this statistically and experientially. We are
black and have spent most of our lives in the
American civil-rights and labor movements.
2010 survey found that 86 percent of whites and
92 percent of blacks believe Social Security
benefits are worth the cost. A recent poll
revealed that, by a 51 percent to 33 percent
margin, Americans think that preserving
Medicare as is outweighs reducing the deficit.
A new survey found that only 13 percent of
Americans favor major changes to
Republicans have ginned up a lot
of concern about a so-called fiscal crisis.
Since the emergence in 2010 of "tea party"
organizations, their condemnations of budget
deficits have become almost hysterical. But
there is no fiscal crisis. Right's right: No.
In this period of economic
downturn, deficit spending is actually a
stimulant that the economy needs. The "debt
crisis" isn't fiscal; it's a political mirage,
a smokescreen used by right-wingers to justify
cuts in social insurance.
take the lead in opposing those cuts,
particularly through their social
organizations, trade unions, and their
ethnic-based groups. Their greatest allies are
Social Security does
not contribute to the deficit. Its payouts come
from Social Security tax revenues and interest
from safe, conservative investments.
Furthermore, even if nothing is done, Social
Security can continue meeting 100 percent of
its obligations until 2036. Solvency could be
extended decades further by modest reforms like
raising the cap on taxable income for Social
Security from its current $110,100 and by
gradually increasing the Social Security
payroll tax by 1/20 of 1 percent (0.05) over 20
years. The eligibility age increases and
benefit cuts proposed by Republicans are
Medicare, it is true,
faces more serious challenges. But it is not
going bankrupt, and prudent reforms - not
radical changes - can extend its fiscal health
well into the future.

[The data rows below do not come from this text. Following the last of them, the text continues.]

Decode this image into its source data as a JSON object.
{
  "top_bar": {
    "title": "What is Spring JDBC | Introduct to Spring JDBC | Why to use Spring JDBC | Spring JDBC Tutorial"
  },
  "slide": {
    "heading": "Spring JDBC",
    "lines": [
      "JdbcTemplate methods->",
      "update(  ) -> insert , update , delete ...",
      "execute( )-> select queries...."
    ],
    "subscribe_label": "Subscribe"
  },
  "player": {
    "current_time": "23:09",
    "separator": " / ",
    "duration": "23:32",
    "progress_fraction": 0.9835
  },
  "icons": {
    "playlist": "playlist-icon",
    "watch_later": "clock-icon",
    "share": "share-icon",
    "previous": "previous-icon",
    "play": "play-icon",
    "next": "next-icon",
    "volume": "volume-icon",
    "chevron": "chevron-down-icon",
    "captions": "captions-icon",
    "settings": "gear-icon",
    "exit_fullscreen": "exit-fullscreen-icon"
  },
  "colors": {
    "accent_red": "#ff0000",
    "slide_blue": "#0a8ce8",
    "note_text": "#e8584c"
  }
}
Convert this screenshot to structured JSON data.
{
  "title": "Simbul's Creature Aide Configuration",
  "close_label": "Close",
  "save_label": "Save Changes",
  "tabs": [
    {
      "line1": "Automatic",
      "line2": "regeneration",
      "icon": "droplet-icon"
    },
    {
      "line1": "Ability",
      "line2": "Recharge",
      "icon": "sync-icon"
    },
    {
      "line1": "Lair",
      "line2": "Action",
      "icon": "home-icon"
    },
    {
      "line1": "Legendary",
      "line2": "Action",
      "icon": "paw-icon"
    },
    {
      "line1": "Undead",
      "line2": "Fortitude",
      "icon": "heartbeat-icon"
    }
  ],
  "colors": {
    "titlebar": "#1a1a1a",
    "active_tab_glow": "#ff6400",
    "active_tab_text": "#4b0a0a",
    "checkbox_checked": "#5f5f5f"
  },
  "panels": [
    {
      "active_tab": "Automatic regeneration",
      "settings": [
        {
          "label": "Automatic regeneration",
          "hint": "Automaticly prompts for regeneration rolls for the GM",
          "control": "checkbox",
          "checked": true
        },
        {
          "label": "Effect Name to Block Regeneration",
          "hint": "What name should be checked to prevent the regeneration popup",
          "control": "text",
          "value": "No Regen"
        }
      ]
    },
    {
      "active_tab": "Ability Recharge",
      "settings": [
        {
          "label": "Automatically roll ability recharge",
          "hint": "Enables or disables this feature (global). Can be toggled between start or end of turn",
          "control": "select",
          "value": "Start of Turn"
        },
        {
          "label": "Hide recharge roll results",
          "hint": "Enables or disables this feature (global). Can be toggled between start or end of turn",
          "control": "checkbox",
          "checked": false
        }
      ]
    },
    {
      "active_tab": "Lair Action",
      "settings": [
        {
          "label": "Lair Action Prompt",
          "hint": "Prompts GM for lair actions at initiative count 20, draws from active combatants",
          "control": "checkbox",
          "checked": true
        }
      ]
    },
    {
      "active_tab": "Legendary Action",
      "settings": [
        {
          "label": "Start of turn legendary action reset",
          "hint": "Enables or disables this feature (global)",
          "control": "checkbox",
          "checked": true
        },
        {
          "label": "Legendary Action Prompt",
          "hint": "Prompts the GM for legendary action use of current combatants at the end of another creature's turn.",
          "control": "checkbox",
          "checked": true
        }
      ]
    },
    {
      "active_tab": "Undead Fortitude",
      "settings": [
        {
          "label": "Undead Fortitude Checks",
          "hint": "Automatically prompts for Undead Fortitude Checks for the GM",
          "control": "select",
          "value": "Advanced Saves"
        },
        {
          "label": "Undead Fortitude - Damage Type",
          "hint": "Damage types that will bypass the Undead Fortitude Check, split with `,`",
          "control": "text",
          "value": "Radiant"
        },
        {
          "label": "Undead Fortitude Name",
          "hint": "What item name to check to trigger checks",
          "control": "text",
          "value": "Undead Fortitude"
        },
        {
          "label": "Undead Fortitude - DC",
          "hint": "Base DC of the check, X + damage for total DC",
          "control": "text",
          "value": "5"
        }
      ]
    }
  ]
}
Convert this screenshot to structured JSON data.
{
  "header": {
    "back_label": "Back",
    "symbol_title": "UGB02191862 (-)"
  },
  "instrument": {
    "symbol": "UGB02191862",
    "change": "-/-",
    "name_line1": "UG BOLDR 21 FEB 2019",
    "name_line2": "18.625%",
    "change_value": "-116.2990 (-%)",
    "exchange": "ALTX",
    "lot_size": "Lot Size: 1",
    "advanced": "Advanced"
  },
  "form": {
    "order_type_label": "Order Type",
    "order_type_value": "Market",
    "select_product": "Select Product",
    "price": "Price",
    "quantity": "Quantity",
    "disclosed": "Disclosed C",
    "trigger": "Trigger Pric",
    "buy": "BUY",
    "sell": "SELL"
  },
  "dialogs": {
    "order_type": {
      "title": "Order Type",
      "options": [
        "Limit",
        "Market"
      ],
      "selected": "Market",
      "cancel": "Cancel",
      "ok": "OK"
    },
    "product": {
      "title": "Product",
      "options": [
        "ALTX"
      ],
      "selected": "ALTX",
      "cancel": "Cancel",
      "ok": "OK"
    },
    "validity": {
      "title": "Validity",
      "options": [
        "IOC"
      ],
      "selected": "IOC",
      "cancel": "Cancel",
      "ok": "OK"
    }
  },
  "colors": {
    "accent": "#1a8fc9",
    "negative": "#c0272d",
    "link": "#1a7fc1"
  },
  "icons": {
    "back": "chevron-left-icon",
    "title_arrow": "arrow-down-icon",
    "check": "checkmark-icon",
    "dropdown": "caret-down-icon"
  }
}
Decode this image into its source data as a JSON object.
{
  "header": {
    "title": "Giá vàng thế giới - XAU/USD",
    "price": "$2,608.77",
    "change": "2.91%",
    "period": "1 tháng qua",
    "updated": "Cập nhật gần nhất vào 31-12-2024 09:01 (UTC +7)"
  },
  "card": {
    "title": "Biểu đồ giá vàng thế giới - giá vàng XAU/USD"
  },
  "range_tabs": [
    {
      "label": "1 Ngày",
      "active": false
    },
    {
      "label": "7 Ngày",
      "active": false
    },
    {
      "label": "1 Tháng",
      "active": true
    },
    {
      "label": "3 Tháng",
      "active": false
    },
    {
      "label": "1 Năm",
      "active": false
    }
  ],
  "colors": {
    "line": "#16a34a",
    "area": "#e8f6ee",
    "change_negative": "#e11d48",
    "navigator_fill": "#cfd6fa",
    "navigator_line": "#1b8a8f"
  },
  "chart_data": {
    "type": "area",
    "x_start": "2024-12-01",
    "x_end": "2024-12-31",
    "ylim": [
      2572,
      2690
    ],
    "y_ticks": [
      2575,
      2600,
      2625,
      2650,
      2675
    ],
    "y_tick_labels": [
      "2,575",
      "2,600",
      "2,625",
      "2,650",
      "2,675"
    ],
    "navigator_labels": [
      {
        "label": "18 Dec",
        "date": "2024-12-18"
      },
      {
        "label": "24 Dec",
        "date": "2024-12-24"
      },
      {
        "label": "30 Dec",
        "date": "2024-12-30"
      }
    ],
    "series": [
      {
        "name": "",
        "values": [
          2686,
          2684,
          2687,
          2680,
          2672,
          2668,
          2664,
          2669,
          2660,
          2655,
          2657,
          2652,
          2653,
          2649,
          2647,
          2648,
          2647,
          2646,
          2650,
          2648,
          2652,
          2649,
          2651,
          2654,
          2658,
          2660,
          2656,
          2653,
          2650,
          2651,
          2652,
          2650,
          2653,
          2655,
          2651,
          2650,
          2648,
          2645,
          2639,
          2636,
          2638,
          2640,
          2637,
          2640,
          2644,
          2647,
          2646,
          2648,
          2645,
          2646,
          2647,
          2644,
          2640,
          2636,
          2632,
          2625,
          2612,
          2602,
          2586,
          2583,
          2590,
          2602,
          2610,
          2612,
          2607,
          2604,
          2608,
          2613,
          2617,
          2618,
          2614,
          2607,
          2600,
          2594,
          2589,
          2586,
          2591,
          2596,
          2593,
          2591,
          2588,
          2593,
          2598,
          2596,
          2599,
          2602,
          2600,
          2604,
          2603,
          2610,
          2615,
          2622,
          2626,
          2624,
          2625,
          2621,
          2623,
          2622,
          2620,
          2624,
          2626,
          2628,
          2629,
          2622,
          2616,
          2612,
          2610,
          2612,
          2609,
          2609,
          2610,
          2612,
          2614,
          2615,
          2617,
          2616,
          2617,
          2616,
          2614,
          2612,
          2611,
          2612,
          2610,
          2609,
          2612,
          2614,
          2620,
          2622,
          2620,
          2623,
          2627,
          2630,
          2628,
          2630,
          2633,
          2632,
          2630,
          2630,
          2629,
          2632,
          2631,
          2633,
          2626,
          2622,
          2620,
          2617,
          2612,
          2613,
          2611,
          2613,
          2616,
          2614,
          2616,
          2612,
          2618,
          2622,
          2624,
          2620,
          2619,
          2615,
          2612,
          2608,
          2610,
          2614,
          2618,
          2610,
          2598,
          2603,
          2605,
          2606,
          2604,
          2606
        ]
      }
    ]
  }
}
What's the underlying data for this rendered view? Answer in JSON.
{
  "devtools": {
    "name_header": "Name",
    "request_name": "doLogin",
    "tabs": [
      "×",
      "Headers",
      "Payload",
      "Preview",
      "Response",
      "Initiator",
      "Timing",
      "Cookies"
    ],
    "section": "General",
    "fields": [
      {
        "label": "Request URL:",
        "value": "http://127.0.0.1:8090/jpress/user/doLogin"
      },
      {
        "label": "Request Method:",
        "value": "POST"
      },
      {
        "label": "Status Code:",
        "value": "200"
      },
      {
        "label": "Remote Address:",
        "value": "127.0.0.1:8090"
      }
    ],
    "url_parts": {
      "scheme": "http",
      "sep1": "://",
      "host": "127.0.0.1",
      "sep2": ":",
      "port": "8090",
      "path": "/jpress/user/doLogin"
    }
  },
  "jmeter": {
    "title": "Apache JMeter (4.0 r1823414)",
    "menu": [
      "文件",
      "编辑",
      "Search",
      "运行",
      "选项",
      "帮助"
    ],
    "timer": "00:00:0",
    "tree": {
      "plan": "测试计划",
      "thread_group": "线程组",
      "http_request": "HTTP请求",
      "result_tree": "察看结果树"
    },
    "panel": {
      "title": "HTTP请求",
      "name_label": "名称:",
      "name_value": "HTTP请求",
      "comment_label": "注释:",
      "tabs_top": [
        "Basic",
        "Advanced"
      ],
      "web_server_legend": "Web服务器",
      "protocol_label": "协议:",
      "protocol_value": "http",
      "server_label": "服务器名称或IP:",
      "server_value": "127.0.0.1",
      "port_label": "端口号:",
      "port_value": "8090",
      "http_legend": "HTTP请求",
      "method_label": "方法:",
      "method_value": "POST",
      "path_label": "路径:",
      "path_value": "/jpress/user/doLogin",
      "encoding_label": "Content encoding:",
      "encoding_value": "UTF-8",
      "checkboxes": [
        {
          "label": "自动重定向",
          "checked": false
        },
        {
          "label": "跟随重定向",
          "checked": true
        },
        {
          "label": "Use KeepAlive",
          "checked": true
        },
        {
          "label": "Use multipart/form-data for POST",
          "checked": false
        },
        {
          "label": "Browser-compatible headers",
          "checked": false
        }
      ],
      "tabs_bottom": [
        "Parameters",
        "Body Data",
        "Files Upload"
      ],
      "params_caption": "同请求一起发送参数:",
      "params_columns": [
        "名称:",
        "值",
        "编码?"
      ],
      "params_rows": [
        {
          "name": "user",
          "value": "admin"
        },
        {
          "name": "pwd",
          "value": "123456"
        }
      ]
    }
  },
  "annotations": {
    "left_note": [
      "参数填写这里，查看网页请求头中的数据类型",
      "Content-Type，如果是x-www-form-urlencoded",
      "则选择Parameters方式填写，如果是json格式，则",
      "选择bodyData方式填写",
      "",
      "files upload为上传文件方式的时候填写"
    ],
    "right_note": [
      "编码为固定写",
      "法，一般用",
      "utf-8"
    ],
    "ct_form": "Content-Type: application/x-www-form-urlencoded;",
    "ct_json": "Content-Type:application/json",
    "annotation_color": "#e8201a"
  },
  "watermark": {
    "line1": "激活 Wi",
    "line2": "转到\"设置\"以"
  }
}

Republicans say that
increased life expectancy and the surge in
retiring baby-boomers make benefit cuts and
increases in age eligibility a
On the contrary, the main cause
of increased Medicare costs is soaring
health-care inflation, which can be contained.
President Obama's Affordable Care Act promotes
preventive care by providing free screenings
for early disease detection and by offering
community-based prevention grants. It also
promotes a policy of payment for results rather
than by the numbers of procedures performed.
Additionally, its Independent Payment Advisory
Board will help detect potential cost savings.
Significant cost reductions could also be made
if Medicare were allowed to bargain with
pharmaceutical companies over drug
Despite overwhelming public
opposition to social-program cuts, and despite
the Democratic victory in November, Republicans
continue to press their attack, now using the
"fiscal cliff" to attack social spending. The
cliff, as you know, refers to legislatively
mandated tax hikes and spending cuts of a
drastic nature that will take effect after Dec.
31 unless Congress acts to cut the deficit.
According to some (but not all) economists, the
automatic hikes and cuts will lead to a new
Whatever compromises must be
made, the president must draw a red line
against reduced benefits in basic entitlements.
He must stick to his campaign pledge to let the
Bush tax cuts for the wealthy expire and to
find ways to cut expenditures that do not hurt
the most vulnerable.
Norman Hill was the
staff coordinator of the 1963 March on
Washington for Jobs and Freedom. He is
president emeritus of the A. Philip Randolph
Institute. Velma Hill is a former vice
president of the American Federation of
Teachers and the former civil- and human-
rights director of the Service Employees